→ **THE INPUT**
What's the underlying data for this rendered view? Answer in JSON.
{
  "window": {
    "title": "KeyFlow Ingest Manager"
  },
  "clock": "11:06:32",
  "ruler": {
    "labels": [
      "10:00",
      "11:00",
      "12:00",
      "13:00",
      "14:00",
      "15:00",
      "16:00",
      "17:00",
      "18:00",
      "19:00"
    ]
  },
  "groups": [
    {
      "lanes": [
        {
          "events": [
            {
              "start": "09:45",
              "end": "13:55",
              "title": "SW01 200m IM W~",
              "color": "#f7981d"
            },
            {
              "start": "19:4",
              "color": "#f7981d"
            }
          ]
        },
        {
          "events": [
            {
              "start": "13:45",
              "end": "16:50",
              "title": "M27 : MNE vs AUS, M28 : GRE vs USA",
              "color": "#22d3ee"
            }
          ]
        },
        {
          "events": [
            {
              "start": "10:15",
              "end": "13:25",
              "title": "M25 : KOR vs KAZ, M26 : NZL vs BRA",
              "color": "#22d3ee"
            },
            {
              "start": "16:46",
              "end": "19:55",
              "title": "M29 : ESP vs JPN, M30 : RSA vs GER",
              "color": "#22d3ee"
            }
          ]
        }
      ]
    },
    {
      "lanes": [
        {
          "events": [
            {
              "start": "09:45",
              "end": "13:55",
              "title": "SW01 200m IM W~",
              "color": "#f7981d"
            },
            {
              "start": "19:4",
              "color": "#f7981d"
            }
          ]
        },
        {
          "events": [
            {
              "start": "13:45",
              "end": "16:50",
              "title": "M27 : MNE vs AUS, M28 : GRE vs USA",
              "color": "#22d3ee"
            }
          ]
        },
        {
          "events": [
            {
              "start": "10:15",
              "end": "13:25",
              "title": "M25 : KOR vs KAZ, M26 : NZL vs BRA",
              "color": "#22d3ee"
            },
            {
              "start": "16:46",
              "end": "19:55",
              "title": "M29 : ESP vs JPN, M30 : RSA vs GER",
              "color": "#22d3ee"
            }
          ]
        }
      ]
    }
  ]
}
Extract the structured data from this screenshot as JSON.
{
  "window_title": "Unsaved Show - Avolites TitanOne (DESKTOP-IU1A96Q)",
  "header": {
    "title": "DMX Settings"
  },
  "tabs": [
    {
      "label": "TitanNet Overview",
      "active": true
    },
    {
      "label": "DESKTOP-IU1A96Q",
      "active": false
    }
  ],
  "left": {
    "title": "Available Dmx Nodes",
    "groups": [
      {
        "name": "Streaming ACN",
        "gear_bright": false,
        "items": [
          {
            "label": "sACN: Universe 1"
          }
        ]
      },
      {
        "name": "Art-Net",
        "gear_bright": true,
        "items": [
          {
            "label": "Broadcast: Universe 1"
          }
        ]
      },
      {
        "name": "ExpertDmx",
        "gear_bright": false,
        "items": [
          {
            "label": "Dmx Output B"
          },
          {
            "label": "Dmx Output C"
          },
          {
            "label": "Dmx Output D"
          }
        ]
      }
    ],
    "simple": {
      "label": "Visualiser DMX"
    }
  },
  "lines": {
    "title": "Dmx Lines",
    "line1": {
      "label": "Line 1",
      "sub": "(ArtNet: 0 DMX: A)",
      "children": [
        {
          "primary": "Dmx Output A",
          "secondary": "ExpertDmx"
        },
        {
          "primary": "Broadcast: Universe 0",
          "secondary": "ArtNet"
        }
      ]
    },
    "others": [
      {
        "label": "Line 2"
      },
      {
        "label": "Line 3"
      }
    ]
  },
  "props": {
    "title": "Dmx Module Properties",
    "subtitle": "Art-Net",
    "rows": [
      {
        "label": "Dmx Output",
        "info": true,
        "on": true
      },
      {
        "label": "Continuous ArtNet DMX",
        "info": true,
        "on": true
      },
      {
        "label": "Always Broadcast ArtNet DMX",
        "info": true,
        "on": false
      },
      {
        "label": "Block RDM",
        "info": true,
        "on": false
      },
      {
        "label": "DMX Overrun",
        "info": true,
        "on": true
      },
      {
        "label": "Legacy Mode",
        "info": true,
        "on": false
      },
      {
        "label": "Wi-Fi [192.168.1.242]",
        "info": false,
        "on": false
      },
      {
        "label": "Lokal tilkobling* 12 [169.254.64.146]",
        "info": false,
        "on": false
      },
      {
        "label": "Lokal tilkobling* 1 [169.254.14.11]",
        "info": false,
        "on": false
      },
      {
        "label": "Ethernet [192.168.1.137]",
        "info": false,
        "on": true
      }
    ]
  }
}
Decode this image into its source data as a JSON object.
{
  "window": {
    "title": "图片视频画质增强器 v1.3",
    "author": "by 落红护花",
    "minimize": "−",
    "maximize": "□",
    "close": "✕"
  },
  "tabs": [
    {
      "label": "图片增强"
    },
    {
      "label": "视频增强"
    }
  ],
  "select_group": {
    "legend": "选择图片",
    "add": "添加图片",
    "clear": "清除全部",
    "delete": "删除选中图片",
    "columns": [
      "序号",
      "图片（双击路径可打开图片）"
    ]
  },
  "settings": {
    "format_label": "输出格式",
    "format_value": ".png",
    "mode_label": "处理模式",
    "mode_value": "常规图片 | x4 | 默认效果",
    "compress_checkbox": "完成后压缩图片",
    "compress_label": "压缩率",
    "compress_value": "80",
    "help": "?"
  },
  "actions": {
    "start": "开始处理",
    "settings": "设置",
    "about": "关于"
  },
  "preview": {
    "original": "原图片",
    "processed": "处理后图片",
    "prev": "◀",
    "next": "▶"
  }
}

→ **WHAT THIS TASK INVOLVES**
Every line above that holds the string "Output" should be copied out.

→ **RESPONSE AREA**
            "label": "Dmx Output B"
            "label": "Dmx Output C"
            "label": "Dmx Output D"
          "primary": "Dmx Output A",
        "label": "Dmx Output",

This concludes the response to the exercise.